This structure has lead to a decentralization of policy and procedures from one central area to departments that have their own shared drives or standard operating guides that only carry subset policies and procedures are specific to them. While this method seems natural in theory, in application it creates a significant challenge for the compliance team that is aiming for corporate cohesion.
Too often, multiple copies of the same policy are distributed to different departments that have their own shared drives, meaning the compliance team has a significant challenge in keeping track of all of the different shared drives and making sure all are updated every time a policy is revised. It becomes very easy for a group of shared drives to not be updated with the rest, causing one group of employees to view outdated policy versions. Referencing outdated policies can be especially problematic with regulatory and compliance cohesion and can become hectic very quickly when organizations have thousands of policies and procedures to manage.
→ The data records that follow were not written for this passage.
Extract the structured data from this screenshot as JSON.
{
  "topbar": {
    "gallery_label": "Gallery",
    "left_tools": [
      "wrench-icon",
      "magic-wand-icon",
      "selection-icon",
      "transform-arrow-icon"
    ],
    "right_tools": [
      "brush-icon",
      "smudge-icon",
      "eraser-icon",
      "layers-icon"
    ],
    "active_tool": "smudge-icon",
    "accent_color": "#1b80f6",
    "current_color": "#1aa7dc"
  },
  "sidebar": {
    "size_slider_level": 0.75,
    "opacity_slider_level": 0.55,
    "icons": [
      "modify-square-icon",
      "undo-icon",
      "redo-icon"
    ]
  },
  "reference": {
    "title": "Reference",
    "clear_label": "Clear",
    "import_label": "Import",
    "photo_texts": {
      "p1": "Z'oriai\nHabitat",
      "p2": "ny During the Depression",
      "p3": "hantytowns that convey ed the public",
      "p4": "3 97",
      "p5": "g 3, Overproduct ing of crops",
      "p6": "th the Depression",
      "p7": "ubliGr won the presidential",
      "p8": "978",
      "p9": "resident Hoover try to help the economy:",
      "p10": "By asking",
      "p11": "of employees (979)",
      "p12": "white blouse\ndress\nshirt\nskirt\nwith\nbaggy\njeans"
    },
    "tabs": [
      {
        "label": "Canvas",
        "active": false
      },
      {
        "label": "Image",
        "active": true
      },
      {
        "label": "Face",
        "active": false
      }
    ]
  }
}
Another problem to consider is creating a uniform look and feel to all policies and procedures. When departmental areas are all creating their own policies, you often get mismatched information, different formatting styles and sometimes similar policies that encompass similar elements with different instructions. It becomes a regulatory nightmare and does not provide a consistent and clear message to the employee base.
How can I create a centralized area for all policies and procedures while only providing user specific content?
Before designing any system or business process the professional must first think about the requirements. Here are some of our suggested considerations:
1. Single Centralized Document Storage System
2. Document Permissions Need to Be Specific to the User or Department
3. Centralized area for Updated/Uniform Templates and Tools
4. Automatic Publishing and Retirement
After taking these needs into consideration, ConvergePoint determined that all of these tasks could be managed from one centralized platform that is already used among most enterprises today – Microsoft SharePoint. We’ve extended the platform and added on features to create a centralized area for document distribution that uses SharePoint permissions to enable views that are specific to the user.
The system also uses workflows to automatically distribute the information to employees, while removing the policies from the central area upon expiration. This ensures a single, centralized area for policies and procedures management and a reduction in multiple copies of the same policy. Employees are then always looking at the most current policy version, and there’s only one area for the compliance team to manage.
Next step: Get a more in-depth look into how a policy management system can keep your policies and procedures current and your employees compliant.